WHAT IS EXPECTED: Look through the material below. Copy each line that contains the string "från".

INFORMATION:
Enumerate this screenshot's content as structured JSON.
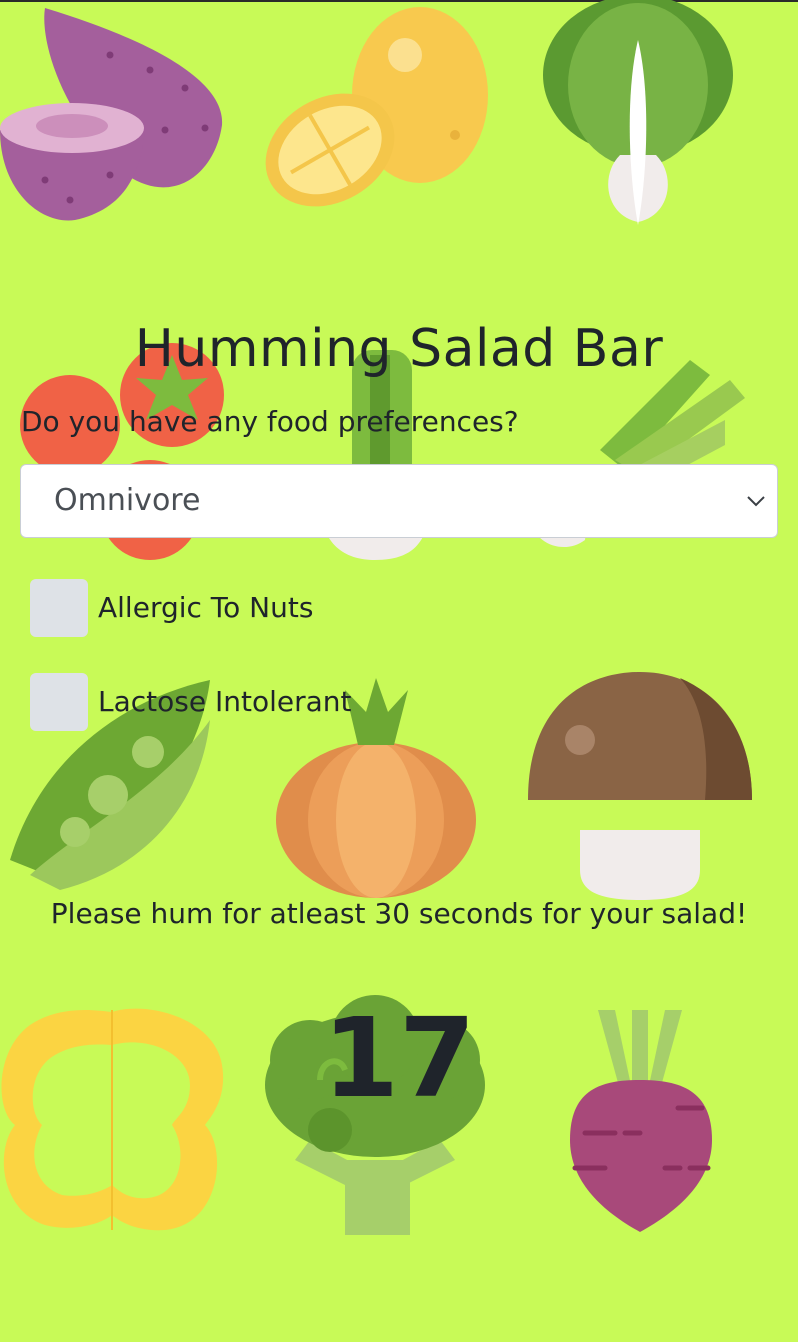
{
  "page": {
    "title": "Humming Salad Bar",
    "background_color": "#c8fa57"
  },
  "form": {
    "preference_question": "Do you have any food preferences?",
    "preference_selected": "Omnivore",
    "checkboxes": [
      {
        "label": "Allergic To Nuts",
        "checked": false
      },
      {
        "label": "Lactose Intolerant",
        "checked": false
      }
    ]
  },
  "hum": {
    "instruction": "Please hum for atleast 30 seconds for your salad!",
    "counter": "17"
  },
  "icons": [
    "sweet-potato-icon",
    "lemon-icon",
    "bok-choy-icon",
    "tomato-icon",
    "green-onion-icon",
    "leek-icon",
    "pea-pod-icon",
    "onion-icon",
    "mushroom-icon",
    "bell-pepper-icon",
    "broccoli-icon",
    "beet-icon",
    "chevron-down-icon"
  ]
}
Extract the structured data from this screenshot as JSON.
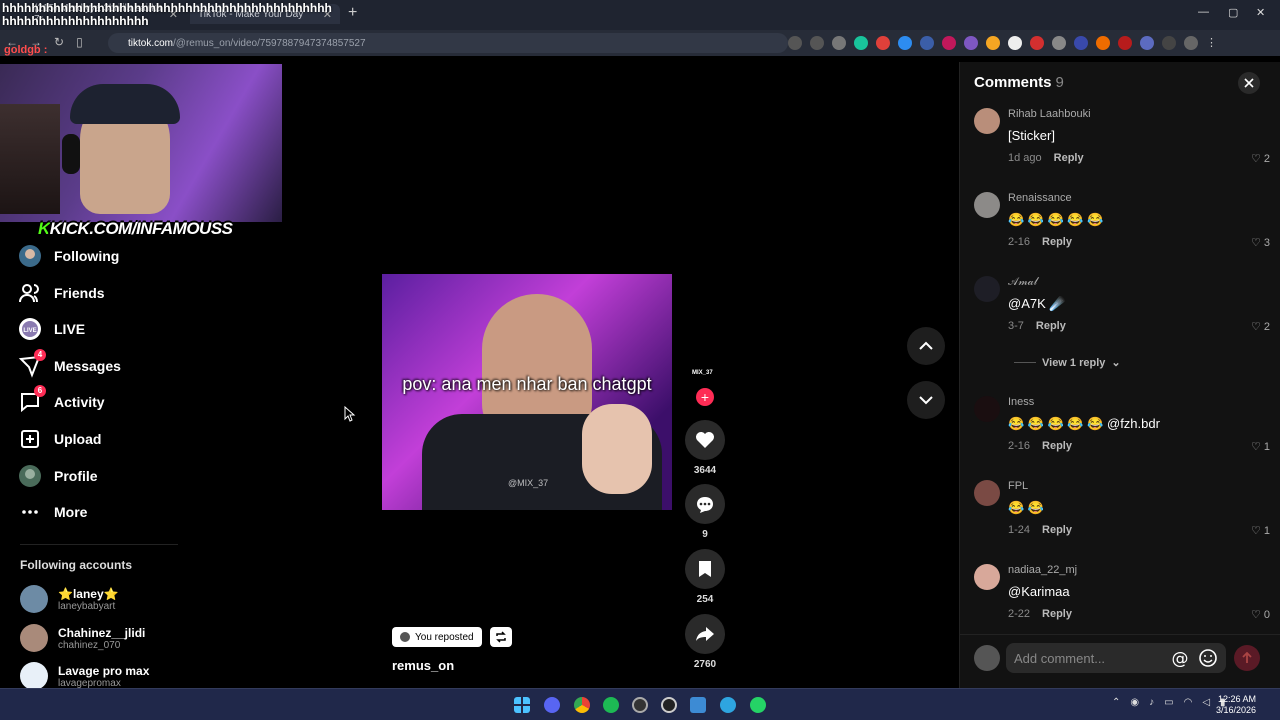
{
  "browser": {
    "tabs": [
      {
        "label": "(215) Merdiyya 3briiila sairka 7r"
      },
      {
        "label": "TikTok - Make Your Day"
      }
    ],
    "url_host": "tiktok.com",
    "url_path": "/@remus_on/video/7597887947374857527"
  },
  "overlay": {
    "marquee": "hhhhhhhhhhhhhhhhhhhhhhhhhhhhhhhhhhhhhhhhhhhhhhhhhhhhhhhhhhhhhhhhh",
    "chat_user": "goldgb :",
    "kick_k": "K",
    "kick_text": "KICK.COM/INFAMOUSS"
  },
  "sidebar": {
    "items": [
      {
        "label": "Following",
        "icon": "following-icon"
      },
      {
        "label": "Friends",
        "icon": "friends-icon"
      },
      {
        "label": "LIVE",
        "icon": "live-icon"
      },
      {
        "label": "Messages",
        "icon": "messages-icon",
        "badge": "4"
      },
      {
        "label": "Activity",
        "icon": "activity-icon",
        "badge": "6"
      },
      {
        "label": "Upload",
        "icon": "upload-icon"
      },
      {
        "label": "Profile",
        "icon": "profile-icon"
      },
      {
        "label": "More",
        "icon": "more-icon"
      }
    ],
    "following_title": "Following accounts",
    "accounts": [
      {
        "name": "⭐laney⭐",
        "handle": "laneybabyart"
      },
      {
        "name": "Chahinez__jlidi",
        "handle": "chahinez_070"
      },
      {
        "name": "Lavage pro max",
        "handle": "lavagepromax"
      }
    ]
  },
  "video": {
    "caption": "pov: ana men nhar ban chatgpt",
    "watermark": "@MIX_37",
    "creator_tag": "MIX_37",
    "likes": "3644",
    "comments": "9",
    "saves": "254",
    "shares": "2760",
    "reposted_label": "You reposted",
    "author": "remus_on"
  },
  "comments": {
    "title": "Comments",
    "count": "9",
    "items": [
      {
        "user": "Rihab Laahbouki",
        "text": "[Sticker]",
        "date": "1d ago",
        "reply": "Reply",
        "likes": "2"
      },
      {
        "user": "Renaissance",
        "text": "😂 😂 😂 😂 😂",
        "date": "2-16",
        "reply": "Reply",
        "likes": "3"
      },
      {
        "user": "𝒜𝓂𝒶𝓁",
        "text": "@A7K ☄️",
        "date": "3-7",
        "reply": "Reply",
        "likes": "2"
      },
      {
        "user": "Iness",
        "text": "😂 😂 😂 😂 😂 @fzh.bdr",
        "date": "2-16",
        "reply": "Reply",
        "likes": "1"
      },
      {
        "user": "FPL",
        "text": "😂 😂",
        "date": "1-24",
        "reply": "Reply",
        "likes": "1"
      },
      {
        "user": "nadiaa_22_mj",
        "text": "@Karimaa",
        "date": "2-22",
        "reply": "Reply",
        "likes": "0"
      }
    ],
    "view_reply": "View 1 reply",
    "input_placeholder": "Add comment..."
  },
  "taskbar": {
    "time": "12:26 AM",
    "date": "3/16/2026"
  },
  "colors": {
    "accent": "#fe2c55",
    "kick_green": "#53fc18"
  }
}
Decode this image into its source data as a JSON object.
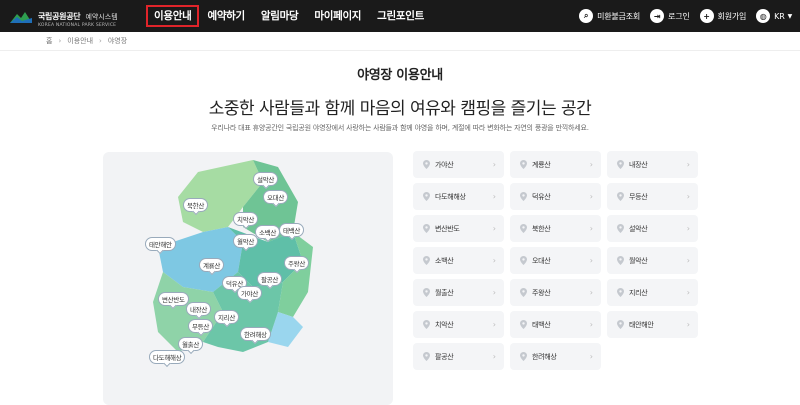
{
  "header": {
    "logo": {
      "main": "국립공원공단",
      "sub": "예약시스템",
      "en": "KOREA NATIONAL PARK SERVICE"
    },
    "nav": [
      {
        "label": "이용안내",
        "active": true
      },
      {
        "label": "예약하기"
      },
      {
        "label": "알림마당"
      },
      {
        "label": "마이페이지"
      },
      {
        "label": "그린포인트"
      }
    ],
    "util": [
      {
        "label": "미환불금조회",
        "icon": "search-doc-icon"
      },
      {
        "label": "로그인",
        "icon": "login-icon"
      },
      {
        "label": "회원가입",
        "icon": "user-add-icon"
      },
      {
        "label": "KR",
        "icon": "globe-icon"
      }
    ]
  },
  "breadcrumb": [
    "홈",
    "이용안내",
    "야영장"
  ],
  "page_title": "야영장 이용안내",
  "hero": {
    "title": "소중한 사람들과 함께 마음의 여유와 캠핑을 즐기는 공간",
    "desc": "우리나라 대표 휴양공간인 국립공원 야영장에서 사랑하는 사람들과 함께 야영을 하며, 계절에 따라 변화하는 자연의 풍광을 만끽하세요."
  },
  "map_labels": [
    "설악산",
    "북한산",
    "오대산",
    "치악산",
    "소백산",
    "태백산",
    "월악산",
    "태안해안",
    "계룡산",
    "주왕산",
    "덕유산",
    "가야산",
    "팔공산",
    "변산반도",
    "내장산",
    "지리산",
    "무등산",
    "한려해상",
    "월출산",
    "다도해해상"
  ],
  "parks": [
    "가야산",
    "계룡산",
    "내장산",
    "다도해해상",
    "덕유산",
    "무등산",
    "변산반도",
    "북한산",
    "설악산",
    "소백산",
    "오대산",
    "월악산",
    "월출산",
    "주왕산",
    "지리산",
    "치악산",
    "태백산",
    "태안해안",
    "팔공산",
    "한려해상"
  ],
  "colors": {
    "header_bg": "#1a1a1a",
    "active_border": "#e0242a",
    "map_green": "#7fcf9d",
    "map_teal": "#5fbfa8",
    "map_blue": "#7ec8e3"
  }
}
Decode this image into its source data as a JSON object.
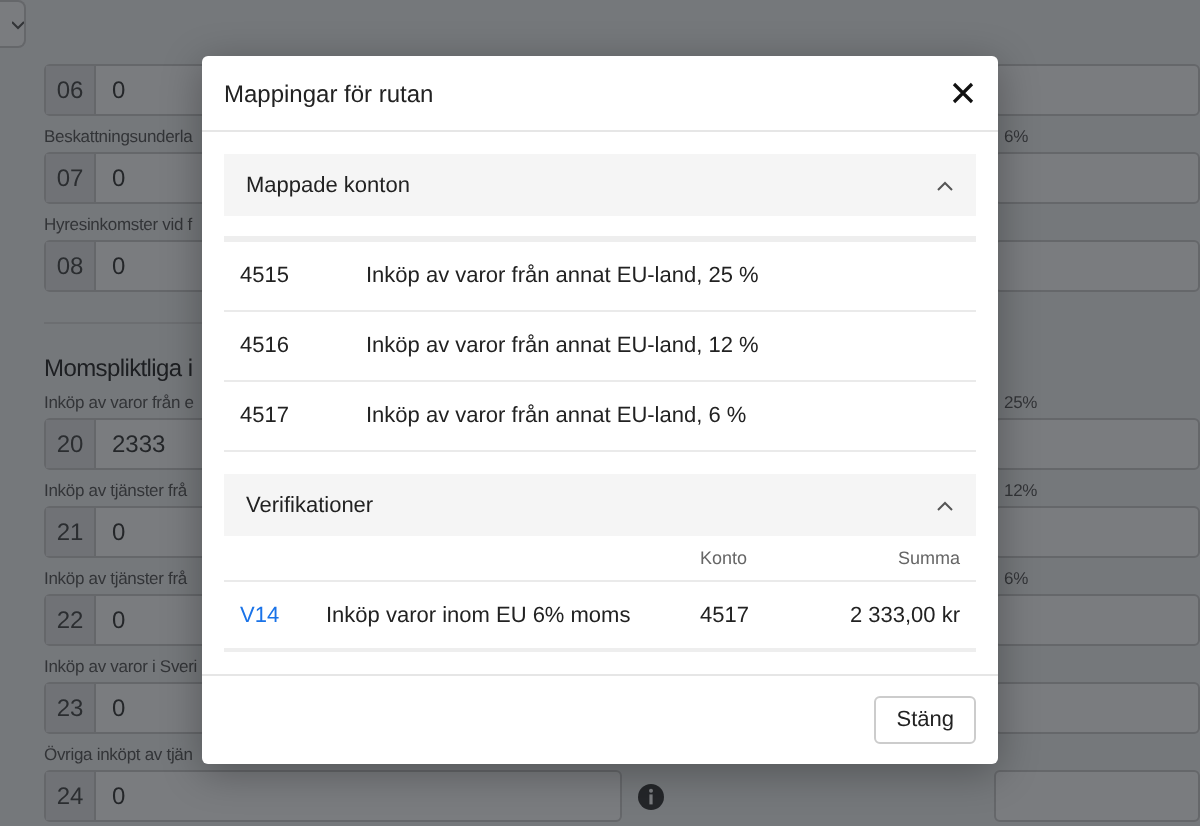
{
  "form": {
    "sections": [
      {
        "rows": [
          {
            "number": "06",
            "value": "0"
          },
          {
            "label": "Beskattningsunderla",
            "number": "07",
            "value": "0",
            "right_label": "6%"
          },
          {
            "label": "Hyresinkomster vid f",
            "number": "08",
            "value": "0"
          }
        ]
      },
      {
        "heading": "Momspliktliga i",
        "rows": [
          {
            "label": "Inköp av varor från e",
            "number": "20",
            "value": "2333",
            "right_label": "25%"
          },
          {
            "label": "Inköp av tjänster frå",
            "number": "21",
            "value": "0",
            "right_label": "12%"
          },
          {
            "label": "Inköp av tjänster frå",
            "number": "22",
            "value": "0",
            "right_label": "6%"
          },
          {
            "label": "Inköp av varor i Sveri",
            "number": "23",
            "value": "0"
          },
          {
            "label": "Övriga inköpt av tjän",
            "number": "24",
            "value": "0",
            "info": true
          }
        ]
      }
    ]
  },
  "modal": {
    "title": "Mappingar för rutan",
    "sections": [
      {
        "kind": "accounts",
        "title": "Mappade konton",
        "expanded": true,
        "rows": [
          {
            "account": "4515",
            "name": "Inköp av varor från annat EU-land, 25 %"
          },
          {
            "account": "4516",
            "name": "Inköp av varor från annat EU-land, 12 %"
          },
          {
            "account": "4517",
            "name": "Inköp av varor från annat EU-land, 6 %"
          }
        ]
      },
      {
        "kind": "vouchers",
        "title": "Verifikationer",
        "expanded": true,
        "columns": [
          "Konto",
          "Summa"
        ],
        "rows": [
          {
            "id": "V14",
            "description": "Inköp varor inom EU 6% moms",
            "account": "4517",
            "amount": "2 333,00 kr"
          }
        ]
      }
    ],
    "button": "Stäng"
  }
}
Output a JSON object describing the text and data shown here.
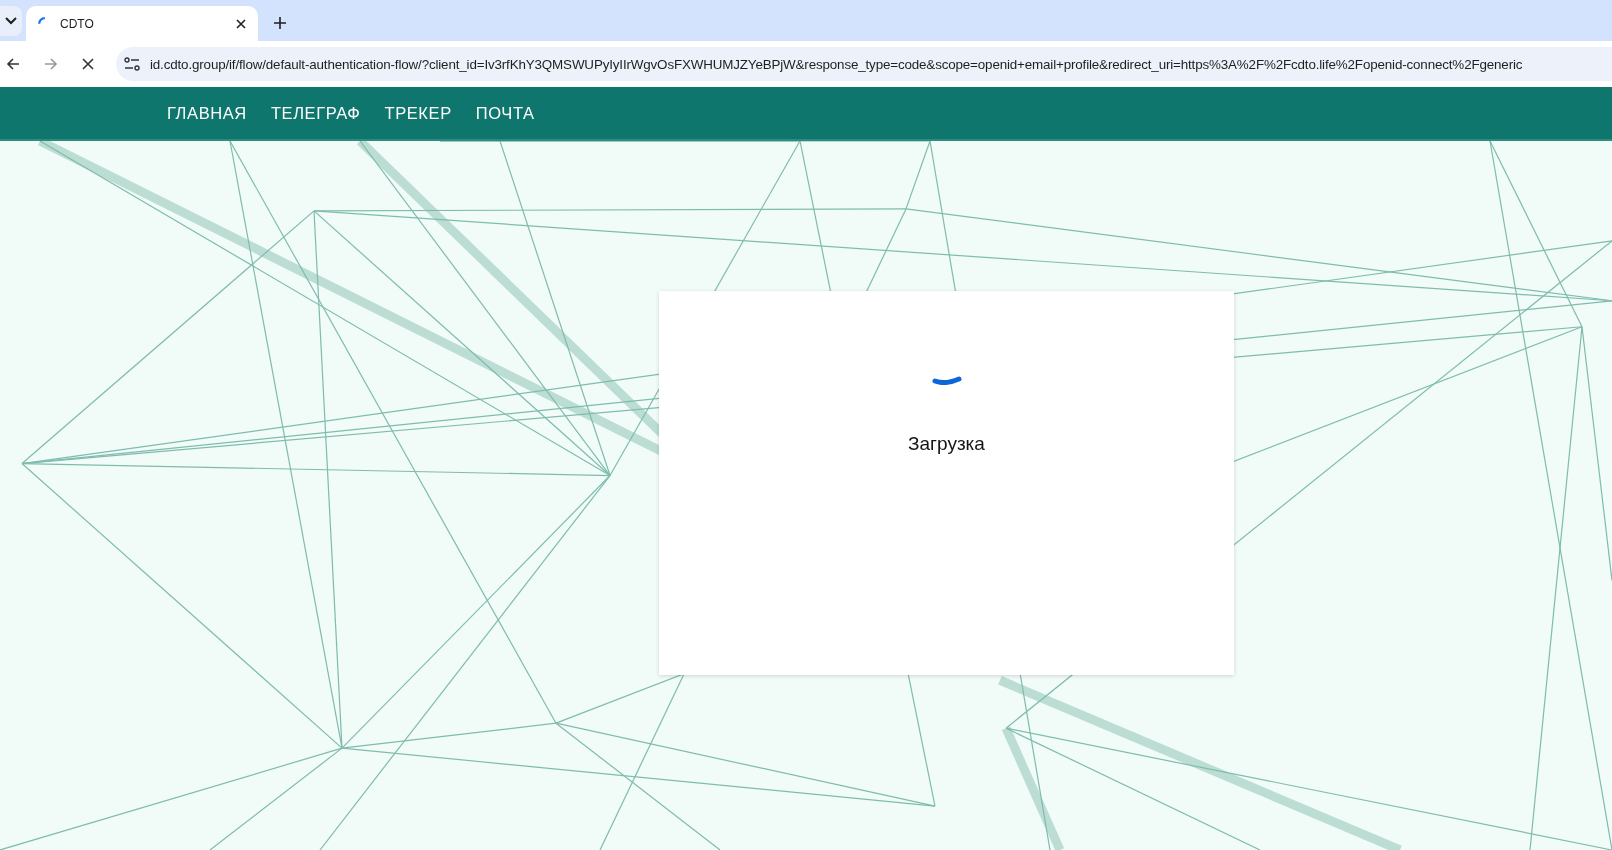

RESULT OF THIS EXERCISE:
            "label": "Inköp av varor från e",
            "name": "Inköp av varor från annat EU-land, 25 %"
            "name": "Inköp av varor från annat EU-land, 12 %"
            "name": "Inköp av varor från annat EU-land, 6 %"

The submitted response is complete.